So you all must know as well everything I knew about brushing them out – on paper anyway. But there’s something really different about doing this which really makes you deeply appreciate how true it is that brushing your hair out is the most important part. To start, it’s really tough to get the brush through. The curls are just so tight. I mean my hair is 14 inches long (which is to the bra band) and the curls that came out of the pins were seriously about two inches. My hair looked very short. That’s how dense it gets, so brushing is difficult. Then you start to get a big frizzy fro.

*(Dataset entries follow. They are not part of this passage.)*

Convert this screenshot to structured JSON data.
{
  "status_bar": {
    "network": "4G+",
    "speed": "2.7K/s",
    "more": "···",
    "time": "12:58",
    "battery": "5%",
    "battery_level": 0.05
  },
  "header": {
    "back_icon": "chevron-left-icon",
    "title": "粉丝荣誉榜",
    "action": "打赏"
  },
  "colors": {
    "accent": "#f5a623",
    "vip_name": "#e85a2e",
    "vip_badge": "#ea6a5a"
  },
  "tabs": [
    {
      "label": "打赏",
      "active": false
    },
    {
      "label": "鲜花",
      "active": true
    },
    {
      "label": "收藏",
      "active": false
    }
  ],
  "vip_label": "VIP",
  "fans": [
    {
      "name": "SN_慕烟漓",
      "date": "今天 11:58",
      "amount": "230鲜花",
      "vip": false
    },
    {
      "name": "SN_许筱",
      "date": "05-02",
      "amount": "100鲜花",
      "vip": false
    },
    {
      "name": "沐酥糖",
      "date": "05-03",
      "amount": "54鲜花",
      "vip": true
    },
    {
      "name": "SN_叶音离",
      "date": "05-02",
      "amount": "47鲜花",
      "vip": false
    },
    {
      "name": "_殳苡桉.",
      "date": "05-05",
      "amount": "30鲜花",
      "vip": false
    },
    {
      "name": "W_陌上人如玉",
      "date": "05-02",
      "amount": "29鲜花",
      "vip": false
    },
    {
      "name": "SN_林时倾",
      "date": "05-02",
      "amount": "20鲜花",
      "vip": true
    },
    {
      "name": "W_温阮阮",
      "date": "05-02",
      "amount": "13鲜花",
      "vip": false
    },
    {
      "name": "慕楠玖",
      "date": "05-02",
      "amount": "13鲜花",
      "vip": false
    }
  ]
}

It gets scary. And you know you have to keep brushing for ages, but it’s not THAT long. Maybe a good 5 minutes. Try not to freak out during that 5 minutes. I knew this would happen and yet I almost did. But as you go, you start to see your hair turn into a shape. The top of your hair WILL smooth out, you won’t get granny hair unless it’s really short, like the midi baby or something. Brush against your hand of course, and brush it in the direction you want it to curl. To get everything uniform, and turn it into pretty much one solid mass of hair, I pulled everything back into a ponytail and brushed around and under my thumb, then made sure the ends were tucked in and gently spread it around to the sides. When my hair started to break up and look a bit messy I just did it again. Just a few seconds to get everything back into place. Now just add a flower and you have yourself some real 40s glam going on.
So this takes a lot of time, many failed attempts at about an hour or so each time. But you’ll get there. It will get better, and faster. Just know that no effort is wasted. I found that even when my hair came out wonky straight, pin curling gave it enough structure to make the ensuing hot roller set last over 12 hours in high humidity. Hot rollers or hot sticks are blessings for a failed set, and everybody gets them. And then when nothing else will do, you simply have a new opportunity to try a cute retro updo. Keep at it!
Here’s that great video from Lisa Freemont Street.